--- Assigned task ---
Lift out all lines below that contain "folder".

--- Data to process ---
++++++++

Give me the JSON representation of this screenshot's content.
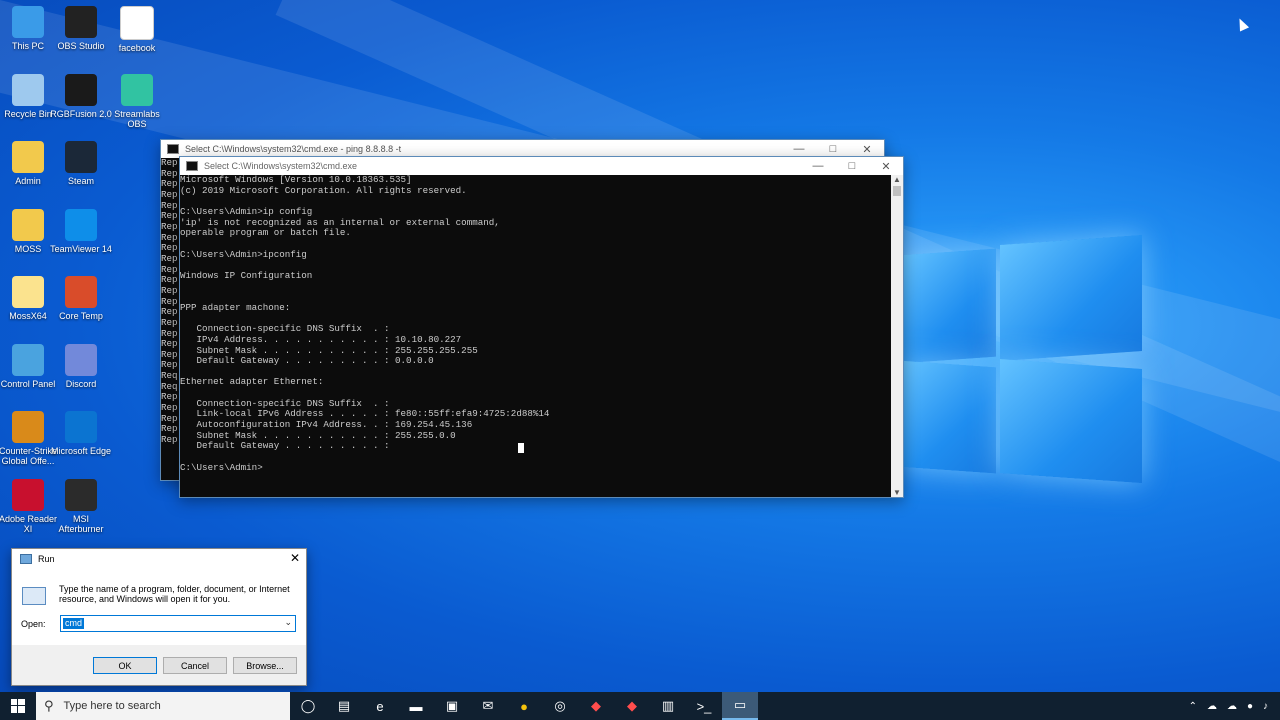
{
  "desktop": {
    "icons": [
      {
        "label": "This PC",
        "icon": "this-pc-icon",
        "color": "#3a9be8"
      },
      {
        "label": "OBS Studio",
        "icon": "obs-icon",
        "color": "#222222"
      },
      {
        "label": "facebook",
        "icon": "file-icon",
        "color": "#ffffff"
      },
      {
        "label": "Recycle Bin",
        "icon": "recycle-bin-icon",
        "color": "#9ec9ee"
      },
      {
        "label": "RGBFusion 2.0",
        "icon": "rgbfusion-icon",
        "color": "#1a1a1a"
      },
      {
        "label": "Streamlabs OBS",
        "icon": "streamlabs-icon",
        "color": "#31c3a2"
      },
      {
        "label": "Admin",
        "icon": "user-folder-icon",
        "color": "#f2c94c"
      },
      {
        "label": "Steam",
        "icon": "steam-icon",
        "color": "#1b2838"
      },
      {
        "label": "MOSS",
        "icon": "folder-icon",
        "color": "#f2c94c"
      },
      {
        "label": "TeamViewer 14",
        "icon": "teamviewer-icon",
        "color": "#0e8ee9"
      },
      {
        "label": "MossX64",
        "icon": "folder-icon",
        "color": "#fbe38e"
      },
      {
        "label": "Core Temp",
        "icon": "core-temp-icon",
        "color": "#d94c2a"
      },
      {
        "label": "Control Panel",
        "icon": "control-panel-icon",
        "color": "#4aa3df"
      },
      {
        "label": "Discord",
        "icon": "discord-icon",
        "color": "#7289da"
      },
      {
        "label": "Counter-Strike Global Offe...",
        "icon": "csgo-icon",
        "color": "#d98a1a"
      },
      {
        "label": "Microsoft Edge",
        "icon": "edge-icon",
        "color": "#0b74d1"
      },
      {
        "label": "Adobe Reader XI",
        "icon": "adobe-reader-icon",
        "color": "#c8102e"
      },
      {
        "label": "MSI Afterburner",
        "icon": "msi-afterburner-icon",
        "color": "#2b2b2b"
      }
    ]
  },
  "back_window": {
    "title": "Select C:\\Windows\\system32\\cmd.exe - ping  8.8.8.8 -t",
    "lines": "Rep\nRep\nRep\nRep\nRep\nRep\nRep\nRep\nRep\nRep\nRep\nRep\nRep\nRep\nRep\nRep\nRep\nRep\nRep\nRep\nReq\nReq\nRep\nRep\nRep\nRep\nRep"
  },
  "front_window": {
    "title": "Select C:\\Windows\\system32\\cmd.exe",
    "output": "Microsoft Windows [Version 10.0.18363.535]\n(c) 2019 Microsoft Corporation. All rights reserved.\n\nC:\\Users\\Admin>ip config\n'ip' is not recognized as an internal or external command,\noperable program or batch file.\n\nC:\\Users\\Admin>ipconfig\n\nWindows IP Configuration\n\n\nPPP adapter machone:\n\n   Connection-specific DNS Suffix  . :\n   IPv4 Address. . . . . . . . . . . : 10.10.80.227\n   Subnet Mask . . . . . . . . . . . : 255.255.255.255\n   Default Gateway . . . . . . . . . : 0.0.0.0\n\nEthernet adapter Ethernet:\n\n   Connection-specific DNS Suffix  . :\n   Link-local IPv6 Address . . . . . : fe80::55ff:efa9:4725:2d88%14\n   Autoconfiguration IPv4 Address. . : 169.254.45.136\n   Subnet Mask . . . . . . . . . . . : 255.255.0.0\n   Default Gateway . . . . . . . . . :\n\nC:\\Users\\Admin>"
  },
  "run_dialog": {
    "title": "Run",
    "description": "Type the name of a program, folder, document, or Internet resource, and Windows will open it for you.",
    "open_label": "Open:",
    "open_value": "cmd",
    "ok": "OK",
    "cancel": "Cancel",
    "browse": "Browse..."
  },
  "taskbar": {
    "search_placeholder": "Type here to search",
    "apps": [
      "task-view-icon",
      "edge-icon",
      "file-explorer-icon",
      "store-icon",
      "mail-icon",
      "chrome-icon",
      "obs-icon",
      "anydesk-icon",
      "anydesk-icon",
      "notepad-icon",
      "cmd-icon",
      "run-icon"
    ]
  }
}
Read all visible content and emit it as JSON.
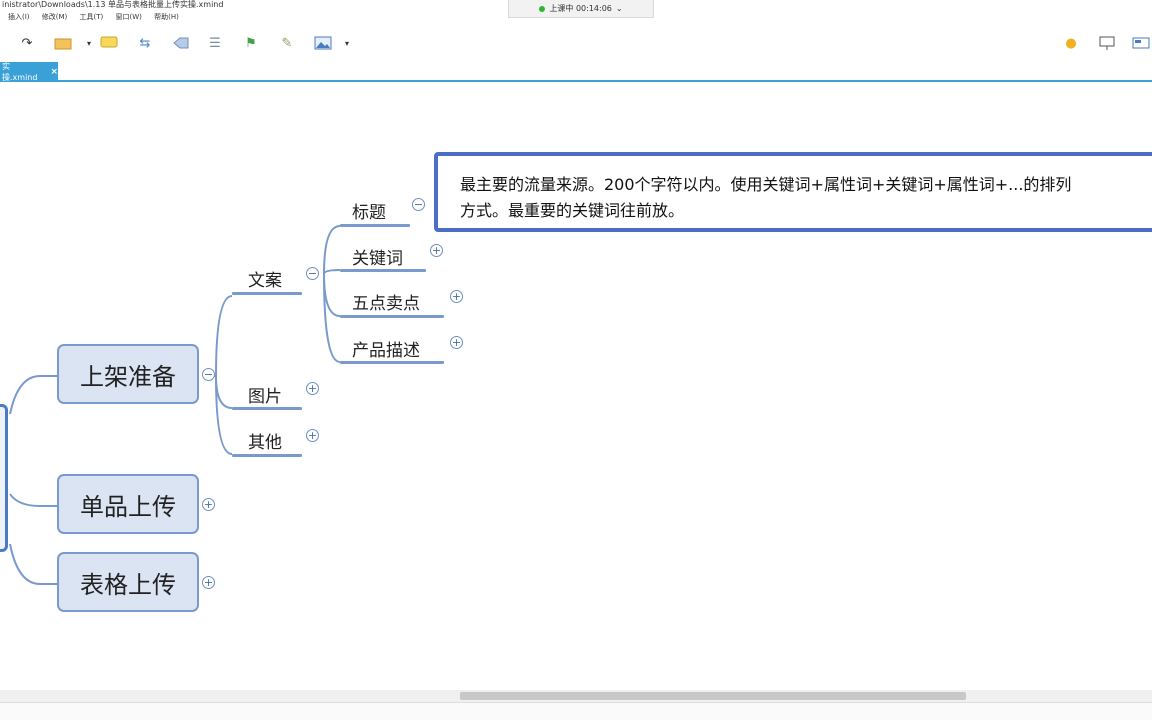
{
  "window": {
    "title": "inistrator\\Downloads\\1.13 单品与表格批量上传实操.xmind"
  },
  "menu": [
    "插入(I)",
    "修改(M)",
    "工具(T)",
    "窗口(W)",
    "帮助(H)"
  ],
  "timer": {
    "label": "上课中 00:14:06",
    "chevron": "⌄"
  },
  "toolbar_icons": [
    "redo-icon",
    "open-folder-icon",
    "comment-icon",
    "relationship-icon",
    "boundary-icon",
    "summary-icon",
    "marker-icon",
    "notes-icon",
    "image-icon",
    "idea-icon",
    "presentation-icon",
    "layout-icon"
  ],
  "tab": {
    "label": "实操.xmind",
    "close": "×"
  },
  "mindmap": {
    "main_topics": [
      "上架准备",
      "单品上传",
      "表格上传"
    ],
    "level2": [
      "文案",
      "图片",
      "其他"
    ],
    "level3": [
      "标题",
      "关键词",
      "五点卖点",
      "产品描述"
    ],
    "toggle_collapse": "−",
    "toggle_expand": "+"
  },
  "note": {
    "line1": "最主要的流量来源。200个字符以内。使用关键词+属性词+关键词+属性词+...的排列",
    "line2": "方式。最重要的关键词往前放。"
  },
  "colors": {
    "accent": "#3aa0d8",
    "node_fill": "#dbe4f2",
    "node_border": "#7a99cc",
    "note_border": "#4c6fc4"
  }
}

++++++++

--- Expected output ---
        "icon": "user-folder-icon",
        "icon": "folder-icon",
        "icon": "folder-icon",
    "description": "Type the name of a program, folder, document, or Internet resource, and Windows will open it for you.",
    "open-folder-icon",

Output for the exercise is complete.